▼▼▼

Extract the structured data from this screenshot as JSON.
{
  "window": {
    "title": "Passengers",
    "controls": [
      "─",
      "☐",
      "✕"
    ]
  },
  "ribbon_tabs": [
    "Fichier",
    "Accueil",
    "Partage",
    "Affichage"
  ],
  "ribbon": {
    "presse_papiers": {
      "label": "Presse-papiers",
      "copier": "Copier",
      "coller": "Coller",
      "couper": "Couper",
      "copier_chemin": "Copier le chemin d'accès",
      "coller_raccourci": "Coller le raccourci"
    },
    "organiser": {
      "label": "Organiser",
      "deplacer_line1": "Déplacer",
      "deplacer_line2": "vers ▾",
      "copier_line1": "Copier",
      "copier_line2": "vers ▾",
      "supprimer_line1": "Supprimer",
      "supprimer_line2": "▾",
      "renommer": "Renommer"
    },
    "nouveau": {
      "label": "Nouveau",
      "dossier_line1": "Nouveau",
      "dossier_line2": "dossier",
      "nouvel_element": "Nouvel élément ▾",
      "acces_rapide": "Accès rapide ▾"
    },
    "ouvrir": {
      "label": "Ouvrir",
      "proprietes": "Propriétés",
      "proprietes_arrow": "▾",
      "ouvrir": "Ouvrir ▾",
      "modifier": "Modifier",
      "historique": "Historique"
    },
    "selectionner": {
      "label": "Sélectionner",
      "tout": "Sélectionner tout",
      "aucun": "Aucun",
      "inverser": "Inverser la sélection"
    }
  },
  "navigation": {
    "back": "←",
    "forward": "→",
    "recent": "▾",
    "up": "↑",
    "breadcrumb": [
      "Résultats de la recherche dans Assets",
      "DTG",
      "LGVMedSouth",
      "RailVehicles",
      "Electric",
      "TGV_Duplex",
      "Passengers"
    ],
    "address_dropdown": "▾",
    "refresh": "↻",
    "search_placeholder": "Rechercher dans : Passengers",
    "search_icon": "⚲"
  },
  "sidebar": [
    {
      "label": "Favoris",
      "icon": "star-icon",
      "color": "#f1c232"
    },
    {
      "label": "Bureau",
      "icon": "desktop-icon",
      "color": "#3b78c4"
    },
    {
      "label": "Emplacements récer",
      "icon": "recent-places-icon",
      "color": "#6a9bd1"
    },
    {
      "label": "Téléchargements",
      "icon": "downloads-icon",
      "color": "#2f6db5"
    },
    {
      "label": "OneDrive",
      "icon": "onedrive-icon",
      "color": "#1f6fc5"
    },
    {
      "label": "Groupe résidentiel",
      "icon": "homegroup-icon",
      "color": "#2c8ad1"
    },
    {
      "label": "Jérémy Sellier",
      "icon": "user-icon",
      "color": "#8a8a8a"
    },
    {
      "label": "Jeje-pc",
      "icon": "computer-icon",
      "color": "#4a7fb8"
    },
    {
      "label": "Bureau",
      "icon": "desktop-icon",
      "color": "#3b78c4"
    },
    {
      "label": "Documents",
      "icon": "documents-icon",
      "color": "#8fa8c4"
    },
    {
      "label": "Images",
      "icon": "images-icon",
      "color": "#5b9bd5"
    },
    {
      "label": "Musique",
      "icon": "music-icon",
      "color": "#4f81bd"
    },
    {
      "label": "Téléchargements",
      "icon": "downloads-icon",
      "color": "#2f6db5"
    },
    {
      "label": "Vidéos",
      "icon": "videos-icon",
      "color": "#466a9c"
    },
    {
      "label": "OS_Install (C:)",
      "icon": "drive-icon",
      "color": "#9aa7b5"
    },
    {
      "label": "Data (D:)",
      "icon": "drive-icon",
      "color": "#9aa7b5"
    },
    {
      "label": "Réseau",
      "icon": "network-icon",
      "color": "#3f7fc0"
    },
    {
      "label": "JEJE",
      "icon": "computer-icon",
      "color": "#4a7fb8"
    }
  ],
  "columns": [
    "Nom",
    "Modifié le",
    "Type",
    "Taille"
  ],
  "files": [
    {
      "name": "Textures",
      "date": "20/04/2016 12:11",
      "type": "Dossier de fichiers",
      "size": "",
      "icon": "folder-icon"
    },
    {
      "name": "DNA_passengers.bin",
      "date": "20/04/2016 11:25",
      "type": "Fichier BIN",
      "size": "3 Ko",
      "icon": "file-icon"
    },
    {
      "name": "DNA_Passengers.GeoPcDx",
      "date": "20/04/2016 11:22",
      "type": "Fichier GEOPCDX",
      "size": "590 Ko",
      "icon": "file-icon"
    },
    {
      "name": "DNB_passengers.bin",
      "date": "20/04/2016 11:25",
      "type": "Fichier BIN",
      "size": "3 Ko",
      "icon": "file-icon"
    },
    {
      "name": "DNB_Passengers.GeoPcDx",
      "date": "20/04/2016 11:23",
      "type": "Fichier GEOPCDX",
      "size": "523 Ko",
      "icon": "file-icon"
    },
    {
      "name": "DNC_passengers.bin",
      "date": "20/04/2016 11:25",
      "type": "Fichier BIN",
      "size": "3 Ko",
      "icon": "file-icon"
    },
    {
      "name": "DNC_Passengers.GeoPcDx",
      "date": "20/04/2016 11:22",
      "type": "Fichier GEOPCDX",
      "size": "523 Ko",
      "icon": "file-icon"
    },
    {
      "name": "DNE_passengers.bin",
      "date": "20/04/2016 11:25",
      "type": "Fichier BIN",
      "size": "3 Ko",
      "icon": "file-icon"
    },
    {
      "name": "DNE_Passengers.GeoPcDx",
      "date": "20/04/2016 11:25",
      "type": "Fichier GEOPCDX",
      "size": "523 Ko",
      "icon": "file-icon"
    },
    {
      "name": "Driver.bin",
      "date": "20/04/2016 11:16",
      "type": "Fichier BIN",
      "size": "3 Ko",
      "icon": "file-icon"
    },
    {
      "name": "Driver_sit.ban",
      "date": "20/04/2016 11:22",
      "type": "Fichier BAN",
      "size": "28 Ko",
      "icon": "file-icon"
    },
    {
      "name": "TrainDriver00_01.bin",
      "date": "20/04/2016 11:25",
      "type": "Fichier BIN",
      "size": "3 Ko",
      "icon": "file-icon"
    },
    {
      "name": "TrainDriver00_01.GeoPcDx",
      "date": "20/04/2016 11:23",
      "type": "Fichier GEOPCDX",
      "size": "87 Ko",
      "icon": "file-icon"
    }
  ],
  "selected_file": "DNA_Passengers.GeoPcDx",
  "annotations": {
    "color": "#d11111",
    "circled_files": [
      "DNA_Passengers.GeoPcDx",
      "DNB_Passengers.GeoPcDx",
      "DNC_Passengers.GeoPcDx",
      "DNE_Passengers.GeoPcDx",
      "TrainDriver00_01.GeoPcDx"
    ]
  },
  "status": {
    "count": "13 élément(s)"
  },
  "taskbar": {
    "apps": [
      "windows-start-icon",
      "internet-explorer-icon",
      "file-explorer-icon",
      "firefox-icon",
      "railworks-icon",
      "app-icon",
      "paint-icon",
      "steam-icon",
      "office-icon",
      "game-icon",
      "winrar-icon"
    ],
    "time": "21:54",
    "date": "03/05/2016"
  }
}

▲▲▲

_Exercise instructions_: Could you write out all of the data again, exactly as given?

_Result_:
Extract the structured data from this screenshot as JSON.
{
  "window": {
    "title": "Passengers",
    "controls": [
      "─",
      "☐",
      "✕"
    ]
  },
  "ribbon_tabs": [
    "Fichier",
    "Accueil",
    "Partage",
    "Affichage"
  ],
  "ribbon": {
    "presse_papiers": {
      "label": "Presse-papiers",
      "copier": "Copier",
      "coller": "Coller",
      "couper": "Couper",
      "copier_chemin": "Copier le chemin d'accès",
      "coller_raccourci": "Coller le raccourci"
    },
    "organiser": {
      "label": "Organiser",
      "deplacer_line1": "Déplacer",
      "deplacer_line2": "vers ▾",
      "copier_line1": "Copier",
      "copier_line2": "vers ▾",
      "supprimer_line1": "Supprimer",
      "supprimer_line2": "▾",
      "renommer": "Renommer"
    },
    "nouveau": {
      "label": "Nouveau",
      "dossier_line1": "Nouveau",
      "dossier_line2": "dossier",
      "nouvel_element": "Nouvel élément ▾",
      "acces_rapide": "Accès rapide ▾"
    },
    "ouvrir": {
      "label": "Ouvrir",
      "proprietes": "Propriétés",
      "proprietes_arrow": "▾",
      "ouvrir": "Ouvrir ▾",
      "modifier": "Modifier",
      "historique": "Historique"
    },
    "selectionner": {
      "label": "Sélectionner",
      "tout": "Sélectionner tout",
      "aucun": "Aucun",
      "inverser": "Inverser la sélection"
    }
  },
  "navigation": {
    "back": "←",
    "forward": "→",
    "recent": "▾",
    "up": "↑",
    "breadcrumb": [
      "Résultats de la recherche dans Assets",
      "DTG",
      "LGVMedSouth",
      "RailVehicles",
      "Electric",
      "TGV_Duplex",
      "Passengers"
    ],
    "address_dropdown": "▾",
    "refresh": "↻",
    "search_placeholder": "Rechercher dans : Passengers",
    "search_icon": "⚲"
  },
  "sidebar": [
    {
      "label": "Favoris",
      "icon": "star-icon",
      "color": "#f1c232"
    },
    {
      "label": "Bureau",
      "icon": "desktop-icon",
      "color": "#3b78c4"
    },
    {
      "label": "Emplacements récer",
      "icon": "recent-places-icon",
      "color": "#6a9bd1"
    },
    {
      "label": "Téléchargements",
      "icon": "downloads-icon",
      "color": "#2f6db5"
    },
    {
      "label": "OneDrive",
      "icon": "onedrive-icon",
      "color": "#1f6fc5"
    },
    {
      "label": "Groupe résidentiel",
      "icon": "homegroup-icon",
      "color": "#2c8ad1"
    },
    {
      "label": "Jérémy Sellier",
      "icon": "user-icon",
      "color": "#8a8a8a"
    },
    {
      "label": "Jeje-pc",
      "icon": "computer-icon",
      "color": "#4a7fb8"
    },
    {
      "label": "Bureau",
      "icon": "desktop-icon",
      "color": "#3b78c4"
    },
    {
      "label": "Documents",
      "icon": "documents-icon",
      "color": "#8fa8c4"
    },
    {
      "label": "Images",
      "icon": "images-icon",
      "color": "#5b9bd5"
    },
    {
      "label": "Musique",
      "icon": "music-icon",
      "color": "#4f81bd"
    },
    {
      "label": "Téléchargements",
      "icon": "downloads-icon",
      "color": "#2f6db5"
    },
    {
      "label": "Vidéos",
      "icon": "videos-icon",
      "color": "#466a9c"
    },
    {
      "label": "OS_Install (C:)",
      "icon": "drive-icon",
      "color": "#9aa7b5"
    },
    {
      "label": "Data (D:)",
      "icon": "drive-icon",
      "color": "#9aa7b5"
    },
    {
      "label": "Réseau",
      "icon": "network-icon",
      "color": "#3f7fc0"
    },
    {
      "label": "JEJE",
      "icon": "computer-icon",
      "color": "#4a7fb8"
    }
  ],
  "columns": [
    "Nom",
    "Modifié le",
    "Type",
    "Taille"
  ],
  "files": [
    {
      "name": "Textures",
      "date": "20/04/2016 12:11",
      "type": "Dossier de fichiers",
      "size": "",
      "icon": "folder-icon"
    },
    {
      "name": "DNA_passengers.bin",
      "date": "20/04/2016 11:25",
      "type": "Fichier BIN",
      "size": "3 Ko",
      "icon": "file-icon"
    },
    {
      "name": "DNA_Passengers.GeoPcDx",
      "date": "20/04/2016 11:22",
      "type": "Fichier GEOPCDX",
      "size": "590 Ko",
      "icon": "file-icon"
    },
    {
      "name": "DNB_passengers.bin",
      "date": "20/04/2016 11:25",
      "type": "Fichier BIN",
      "size": "3 Ko",
      "icon": "file-icon"
    },
    {
      "name": "DNB_Passengers.GeoPcDx",
      "date": "20/04/2016 11:23",
      "type": "Fichier GEOPCDX",
      "size": "523 Ko",
      "icon": "file-icon"
    },
    {
      "name": "DNC_passengers.bin",
      "date": "20/04/2016 11:25",
      "type": "Fichier BIN",
      "size": "3 Ko",
      "icon": "file-icon"
    },
    {
      "name": "DNC_Passengers.GeoPcDx",
      "date": "20/04/2016 11:22",
      "type": "Fichier GEOPCDX",
      "size": "523 Ko",
      "icon": "file-icon"
    },
    {
      "name": "DNE_passengers.bin",
      "date": "20/04/2016 11:25",
      "type": "Fichier BIN",
      "size": "3 Ko",
      "icon": "file-icon"
    },
    {
      "name": "DNE_Passengers.GeoPcDx",
      "date": "20/04/2016 11:25",
      "type": "Fichier GEOPCDX",
      "size": "523 Ko",
      "icon": "file-icon"
    },
    {
      "name": "Driver.bin",
      "date": "20/04/2016 11:16",
      "type": "Fichier BIN",
      "size": "3 Ko",
      "icon": "file-icon"
    },
    {
      "name": "Driver_sit.ban",
      "date": "20/04/2016 11:22",
      "type": "Fichier BAN",
      "size": "28 Ko",
      "icon": "file-icon"
    },
    {
      "name": "TrainDriver00_01.bin",
      "date": "20/04/2016 11:25",
      "type": "Fichier BIN",
      "size": "3 Ko",
      "icon": "file-icon"
    },
    {
      "name": "TrainDriver00_01.GeoPcDx",
      "date": "20/04/2016 11:23",
      "type": "Fichier GEOPCDX",
      "size": "87 Ko",
      "icon": "file-icon"
    }
  ],
  "selected_file": "DNA_Passengers.GeoPcDx",
  "annotations": {
    "color": "#d11111",
    "circled_files": [
      "DNA_Passengers.GeoPcDx",
      "DNB_Passengers.GeoPcDx",
      "DNC_Passengers.GeoPcDx",
      "DNE_Passengers.GeoPcDx",
      "TrainDriver00_01.GeoPcDx"
    ]
  },
  "status": {
    "count": "13 élément(s)"
  },
  "taskbar": {
    "apps": [
      "windows-start-icon",
      "internet-explorer-icon",
      "file-explorer-icon",
      "firefox-icon",
      "railworks-icon",
      "app-icon",
      "paint-icon",
      "steam-icon",
      "office-icon",
      "game-icon",
      "winrar-icon"
    ],
    "time": "21:54",
    "date": "03/05/2016"
  }
}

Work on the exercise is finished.